• [What you should do]: Please write out all the data exactly as shown.

(App and web page records)
- Opening Delimiter -

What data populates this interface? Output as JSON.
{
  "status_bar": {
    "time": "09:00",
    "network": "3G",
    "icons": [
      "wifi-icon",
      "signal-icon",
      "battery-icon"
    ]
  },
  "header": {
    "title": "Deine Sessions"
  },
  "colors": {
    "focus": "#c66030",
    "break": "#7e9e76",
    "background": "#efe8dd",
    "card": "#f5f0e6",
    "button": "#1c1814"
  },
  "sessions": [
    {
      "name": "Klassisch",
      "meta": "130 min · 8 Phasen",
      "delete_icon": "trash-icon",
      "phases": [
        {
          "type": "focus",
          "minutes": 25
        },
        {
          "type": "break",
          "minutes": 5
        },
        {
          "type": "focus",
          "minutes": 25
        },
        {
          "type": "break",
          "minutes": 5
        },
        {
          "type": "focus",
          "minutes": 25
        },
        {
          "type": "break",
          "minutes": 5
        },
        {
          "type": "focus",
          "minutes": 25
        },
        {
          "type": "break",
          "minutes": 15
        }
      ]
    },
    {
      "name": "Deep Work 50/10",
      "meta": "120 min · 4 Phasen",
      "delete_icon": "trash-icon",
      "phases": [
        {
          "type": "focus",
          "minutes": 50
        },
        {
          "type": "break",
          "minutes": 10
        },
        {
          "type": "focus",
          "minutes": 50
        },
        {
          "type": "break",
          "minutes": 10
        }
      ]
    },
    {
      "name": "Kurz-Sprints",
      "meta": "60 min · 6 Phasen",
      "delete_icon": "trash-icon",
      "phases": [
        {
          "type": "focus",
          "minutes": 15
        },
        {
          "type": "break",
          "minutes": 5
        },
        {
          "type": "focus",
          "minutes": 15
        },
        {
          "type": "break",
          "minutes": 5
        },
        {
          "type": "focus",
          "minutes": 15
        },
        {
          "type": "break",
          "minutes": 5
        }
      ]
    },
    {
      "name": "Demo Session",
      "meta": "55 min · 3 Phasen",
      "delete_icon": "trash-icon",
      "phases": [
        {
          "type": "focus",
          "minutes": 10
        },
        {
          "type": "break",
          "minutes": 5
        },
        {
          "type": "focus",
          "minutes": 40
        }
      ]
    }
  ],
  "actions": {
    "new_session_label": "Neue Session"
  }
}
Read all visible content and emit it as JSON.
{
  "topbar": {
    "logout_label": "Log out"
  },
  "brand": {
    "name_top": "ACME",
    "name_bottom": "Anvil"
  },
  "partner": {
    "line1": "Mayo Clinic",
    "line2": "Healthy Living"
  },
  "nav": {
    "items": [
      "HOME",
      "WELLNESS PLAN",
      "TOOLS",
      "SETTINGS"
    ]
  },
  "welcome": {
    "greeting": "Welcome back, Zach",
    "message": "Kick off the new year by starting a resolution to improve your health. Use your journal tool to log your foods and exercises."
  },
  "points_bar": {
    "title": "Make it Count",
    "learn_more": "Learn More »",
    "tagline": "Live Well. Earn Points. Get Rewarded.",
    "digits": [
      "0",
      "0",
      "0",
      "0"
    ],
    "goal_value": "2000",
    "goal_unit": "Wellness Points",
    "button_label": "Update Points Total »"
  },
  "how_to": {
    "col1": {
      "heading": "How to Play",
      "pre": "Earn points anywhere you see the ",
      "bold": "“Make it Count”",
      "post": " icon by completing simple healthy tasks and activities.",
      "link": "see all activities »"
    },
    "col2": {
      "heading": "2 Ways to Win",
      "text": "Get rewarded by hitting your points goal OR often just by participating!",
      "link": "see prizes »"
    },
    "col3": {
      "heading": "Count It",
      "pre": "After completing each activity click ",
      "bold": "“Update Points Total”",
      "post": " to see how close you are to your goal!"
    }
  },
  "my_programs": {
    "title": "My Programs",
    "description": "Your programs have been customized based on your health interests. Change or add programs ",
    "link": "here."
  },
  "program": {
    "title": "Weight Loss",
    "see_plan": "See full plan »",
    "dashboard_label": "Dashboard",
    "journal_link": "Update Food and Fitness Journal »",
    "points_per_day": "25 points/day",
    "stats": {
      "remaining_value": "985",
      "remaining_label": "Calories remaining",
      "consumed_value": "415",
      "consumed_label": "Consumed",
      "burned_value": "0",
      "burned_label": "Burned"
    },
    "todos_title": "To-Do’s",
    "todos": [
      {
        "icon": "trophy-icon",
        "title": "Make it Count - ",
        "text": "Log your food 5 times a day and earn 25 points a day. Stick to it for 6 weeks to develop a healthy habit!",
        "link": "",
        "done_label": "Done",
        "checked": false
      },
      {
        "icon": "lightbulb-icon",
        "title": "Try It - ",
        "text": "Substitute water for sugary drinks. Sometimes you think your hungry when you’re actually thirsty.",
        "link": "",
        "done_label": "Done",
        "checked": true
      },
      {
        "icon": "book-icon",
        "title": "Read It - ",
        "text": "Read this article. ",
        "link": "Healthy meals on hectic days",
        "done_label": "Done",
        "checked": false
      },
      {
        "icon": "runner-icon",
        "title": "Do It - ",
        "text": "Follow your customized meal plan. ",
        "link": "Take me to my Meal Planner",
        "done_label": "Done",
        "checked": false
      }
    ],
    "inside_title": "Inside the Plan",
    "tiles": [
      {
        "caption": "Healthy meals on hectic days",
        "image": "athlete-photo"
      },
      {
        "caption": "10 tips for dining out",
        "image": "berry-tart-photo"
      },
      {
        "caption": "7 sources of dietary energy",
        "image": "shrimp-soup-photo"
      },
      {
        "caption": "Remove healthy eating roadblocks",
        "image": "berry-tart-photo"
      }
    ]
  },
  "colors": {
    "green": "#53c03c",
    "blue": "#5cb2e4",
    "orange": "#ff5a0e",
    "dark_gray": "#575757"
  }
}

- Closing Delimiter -

• [Answer below]:
What data populates this interface? Output as JSON.
{
  "status_bar": {
    "time": "09:00",
    "network": "3G",
    "icons": [
      "wifi-icon",
      "signal-icon",
      "battery-icon"
    ]
  },
  "header": {
    "title": "Deine Sessions"
  },
  "colors": {
    "focus": "#c66030",
    "break": "#7e9e76",
    "background": "#efe8dd",
    "card": "#f5f0e6",
    "button": "#1c1814"
  },
  "sessions": [
    {
      "name": "Klassisch",
      "meta": "130 min · 8 Phasen",
      "delete_icon": "trash-icon",
      "phases": [
        {
          "type": "focus",
          "minutes": 25
        },
        {
          "type": "break",
          "minutes": 5
        },
        {
          "type": "focus",
          "minutes": 25
        },
        {
          "type": "break",
          "minutes": 5
        },
        {
          "type": "focus",
          "minutes": 25
        },
        {
          "type": "break",
          "minutes": 5
        },
        {
          "type": "focus",
          "minutes": 25
        },
        {
          "type": "break",
          "minutes": 15
        }
      ]
    },
    {
      "name": "Deep Work 50/10",
      "meta": "120 min · 4 Phasen",
      "delete_icon": "trash-icon",
      "phases": [
        {
          "type": "focus",
          "minutes": 50
        },
        {
          "type": "break",
          "minutes": 10
        },
        {
          "type": "focus",
          "minutes": 50
        },
        {
          "type": "break",
          "minutes": 10
        }
      ]
    },
    {
      "name": "Kurz-Sprints",
      "meta": "60 min · 6 Phasen",
      "delete_icon": "trash-icon",
      "phases": [
        {
          "type": "focus",
          "minutes": 15
        },
        {
          "type": "break",
          "minutes": 5
        },
        {
          "type": "focus",
          "minutes": 15
        },
        {
          "type": "break",
          "minutes": 5
        },
        {
          "type": "focus",
          "minutes": 15
        },
        {
          "type": "break",
          "minutes": 5
        }
      ]
    },
    {
      "name": "Demo Session",
      "meta": "55 min · 3 Phasen",
      "delete_icon": "trash-icon",
      "phases": [
        {
          "type": "focus",
          "minutes": 10
        },
        {
          "type": "break",
          "minutes": 5
        },
        {
          "type": "focus",
          "minutes": 40
        }
      ]
    }
  ],
  "actions": {
    "new_session_label": "Neue Session"
  }
}
Read all visible content and emit it as JSON.
{
  "topbar": {
    "logout_label": "Log out"
  },
  "brand": {
    "name_top": "ACME",
    "name_bottom": "Anvil"
  },
  "partner": {
    "line1": "Mayo Clinic",
    "line2": "Healthy Living"
  },
  "nav": {
    "items": [
      "HOME",
      "WELLNESS PLAN",
      "TOOLS",
      "SETTINGS"
    ]
  },
  "welcome": {
    "greeting": "Welcome back, Zach",
    "message": "Kick off the new year by starting a resolution to improve your health. Use your journal tool to log your foods and exercises."
  },
  "points_bar": {
    "title": "Make it Count",
    "learn_more": "Learn More »",
    "tagline": "Live Well. Earn Points. Get Rewarded.",
    "digits": [
      "0",
      "0",
      "0",
      "0"
    ],
    "goal_value": "2000",
    "goal_unit": "Wellness Points",
    "button_label": "Update Points Total »"
  },
  "how_to": {
    "col1": {
      "heading": "How to Play",
      "pre": "Earn points anywhere you see the ",
      "bold": "“Make it Count”",
      "post": " icon by completing simple healthy tasks and activities.",
      "link": "see all activities »"
    },
    "col2": {
      "heading": "2 Ways to Win",
      "text": "Get rewarded by hitting your points goal OR often just by participating!",
      "link": "see prizes »"
    },
    "col3": {
      "heading": "Count It",
      "pre": "After completing each activity click ",
      "bold": "“Update Points Total”",
      "post": " to see how close you are to your goal!"
    }
  },
  "my_programs": {
    "title": "My Programs",
    "description": "Your programs have been customized based on your health interests. Change or add programs ",
    "link": "here."
  },
  "program": {
    "title": "Weight Loss",
    "see_plan": "See full plan »",
    "dashboard_label": "Dashboard",
    "journal_link": "Update Food and Fitness Journal »",
    "points_per_day": "25 points/day",
    "stats": {
      "remaining_value": "985",
      "remaining_label": "Calories remaining",
      "consumed_value": "415",
      "consumed_label": "Consumed",
      "burned_value": "0",
      "burned_label": "Burned"
    },
    "todos_title": "To-Do’s",
    "todos": [
      {
        "icon": "trophy-icon",
        "title": "Make it Count - ",
        "text": "Log your food 5 times a day and earn 25 points a day. Stick to it for 6 weeks to develop a healthy habit!",
        "link": "",
        "done_label": "Done",
        "checked": false
      },
      {
        "icon": "lightbulb-icon",
        "title": "Try It - ",
        "text": "Substitute water for sugary drinks. Sometimes you think your hungry when you’re actually thirsty.",
        "link": "",
        "done_label": "Done",
        "checked": true
      },
      {
        "icon": "book-icon",
        "title": "Read It - ",
        "text": "Read this article. ",
        "link": "Healthy meals on hectic days",
        "done_label": "Done",
        "checked": false
      },
      {
        "icon": "runner-icon",
        "title": "Do It - ",
        "text": "Follow your customized meal plan. ",
        "link": "Take me to my Meal Planner",
        "done_label": "Done",
        "checked": false
      }
    ],
    "inside_title": "Inside the Plan",
    "tiles": [
      {
        "caption": "Healthy meals on hectic days",
        "image": "athlete-photo"
      },
      {
        "caption": "10 tips for dining out",
        "image": "berry-tart-photo"
      },
      {
        "caption": "7 sources of dietary energy",
        "image": "shrimp-soup-photo"
      },
      {
        "caption": "Remove healthy eating roadblocks",
        "image": "berry-tart-photo"
      }
    ]
  },
  "colors": {
    "green": "#53c03c",
    "blue": "#5cb2e4",
    "orange": "#ff5a0e",
    "dark_gray": "#575757"
  }
}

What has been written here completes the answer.